(flavors – citrus, fruit)
|48 – 55%|
(flavors – wood, spice)
|10 – 15%|
(flavors – pepper, herbs)
|3 – 8%|
(flavors – floral, fresh)
|0 – 1%|
|ALL OTHERS (including linalool, β-pinene, geranoil & selinene)||21 – 39%|
Mosaic Hops – Alternatives
Mosaic hops sure pack a punch; there’s no denying that. It’s not for everyone, though, so if you’re looking for some alternatives or even varieties of hops that are slightly similar and have some good flavors, then we’ve got you covered. Take a look at our top Mosaic hops alternatives:
The name is a bit of a giveaway with the flavor profile of this variety. Citra hops are citrusy and zingy, with lots of fruity goodness and a really nice smooth bitterness when added to the boil. It’s extremely versatile so that you can add it at any point throughout the brewing process.

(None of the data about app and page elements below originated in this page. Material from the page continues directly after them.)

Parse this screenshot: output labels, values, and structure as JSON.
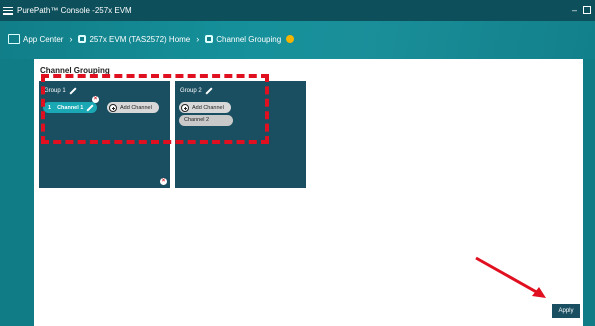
{
  "titlebar": {
    "title": "PurePath™ Console -257x EVM"
  },
  "breadcrumb": {
    "items": [
      "App Center",
      "257x EVM (TAS2572) Home",
      "Channel Grouping"
    ],
    "separator": "›"
  },
  "panel": {
    "title": "Channel Grouping",
    "groups": [
      {
        "name": "Group 1",
        "channel_number": "1",
        "channel_label": "Channel 1",
        "add_label": "Add Channel"
      },
      {
        "name": "Group 2",
        "add_label": "Add Channel",
        "channel_label": "Channel 2"
      }
    ],
    "apply_label": "Apply"
  },
  "colors": {
    "accent": "#0f7c86",
    "group_bg": "#1a4f62",
    "highlight": "#e01020",
    "status_dot": "#f5b400"
  },
  "icons": [
    "menu-icon",
    "app-center-icon",
    "chip-icon",
    "pencil-icon",
    "close-icon",
    "plus-icon"
  ]
}
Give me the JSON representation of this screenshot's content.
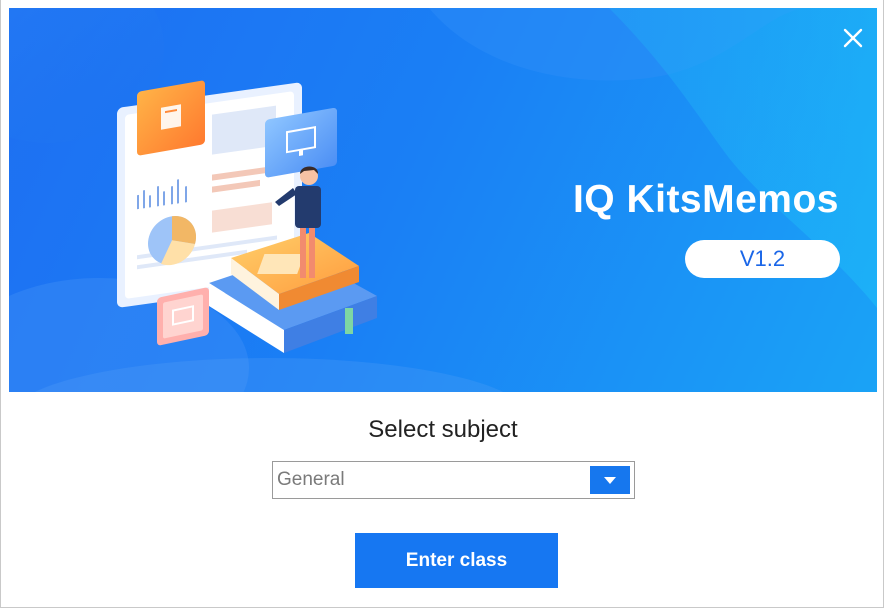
{
  "banner": {
    "app_title": "IQ KitsMemos",
    "version": "V1.2",
    "close_icon": "close-icon",
    "illustration": "teacher-presentation-illustration",
    "colors": {
      "gradient_start": "#1e6ff2",
      "gradient_end": "#1aa3f6"
    }
  },
  "form": {
    "label": "Select subject",
    "selected_subject": "General",
    "dropdown_icon": "chevron-down-icon",
    "enter_button": "Enter class"
  },
  "colors": {
    "accent": "#1677f2"
  }
}
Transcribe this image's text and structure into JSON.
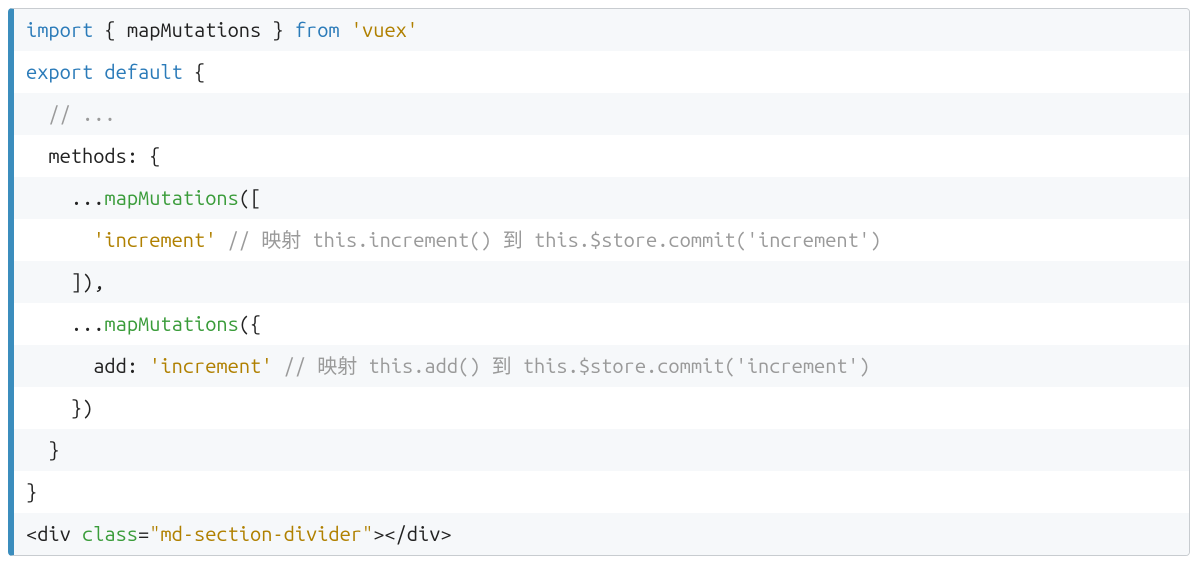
{
  "code": {
    "line1": {
      "import": "import",
      "lbrace": " { ",
      "name": "mapMutations",
      "rbrace": " } ",
      "from": "from",
      "sp": " ",
      "str": "'vuex'"
    },
    "line2": {
      "export": "export",
      "sp1": " ",
      "default": "default",
      "sp2": " ",
      "brace": "{"
    },
    "line3": {
      "indent": "  ",
      "comment": "// ..."
    },
    "line4": {
      "indent": "  ",
      "label": "methods",
      "colon": ": ",
      "brace": "{"
    },
    "line5": {
      "indent": "    ",
      "spread": "...",
      "fn": "mapMutations",
      "open": "(["
    },
    "line6": {
      "indent": "      ",
      "str": "'increment'",
      "sp": " ",
      "comment": "// 映射 this.increment() 到 this.$store.commit('increment')"
    },
    "line7": {
      "indent": "    ",
      "close": "]),"
    },
    "line8": {
      "indent": "    ",
      "spread": "...",
      "fn": "mapMutations",
      "open": "({"
    },
    "line9": {
      "indent": "      ",
      "key": "add",
      "colon": ": ",
      "str": "'increment'",
      "sp": " ",
      "comment": "// 映射 this.add() 到 this.$store.commit('increment')"
    },
    "line10": {
      "indent": "    ",
      "close": "})"
    },
    "line11": {
      "indent": "  ",
      "brace": "}"
    },
    "line12": {
      "brace": "}"
    },
    "line13": {
      "open": "<div ",
      "attr": "class",
      "eq": "=",
      "val": "\"md-section-divider\"",
      "close": "></div>"
    }
  }
}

Packed full of fruity and earthy aromas, with fantastic bittering qualities, Simcoe hops are often known as ‘Cascade on steroids’, so they’re an ideal choice if you’re looking for a Cascade style hops. Stone fruits can also abound with Simcoe hops, and it’s also really versatile and can be added at any point in the brewing process.
If you know your hops, then you’ll have surely encountered Nugget hops. It was often thought to be one of the first ‘super-alpha’ hop varieties, it was developed way back in the 1970s and has held its own when put up against newcomers like Mosaic.
Subtle and slightly spicy on the palate, with a hint of citrus, Nugget hops is an excellent alternative to Mosaic hops.
Frequently Asked Questions
Let’s have a look at some of the more commonly asked questions about Mosaic hops and how they might be used in your next homebrew.
Question: Can You Bitter With Mosaic Hops?
Answer: Even though Mosaic hops aren’t specifically used as bittering hops, they do work pretty well if you’re in a pinch and won’t leave your homebrew with too much bitterness or anything like that.
Question: Do Mosaic Hops Occur Naturally?
Answer: Mosaic hops are something of creation and are actually a combination of 2 distinct varieties of hops. They’re not natural, but they are absolutely delicious and will take your homebrew to new levels!
Question: Where Can I Buy Mosaic Hops?
Answer: Unfortunately, you won’t legally be able to purchase any rhizomes to grow your own Mosaic hops at home, as it is a patented hop, but you’ll be able to buy whole hops and hops powder to use in your homebrews.
If you’ve been toying with the idea of using Mosaic hops in your homebrew, and you weren’t sure where to start, then we hope that our guide to Mosaic hops has given you some useful insights into what this brilliant variety of hops is all about.
It’s an absolutely fantastic variety of hops to use and really easy to introduce into your brew, so what are you waiting for!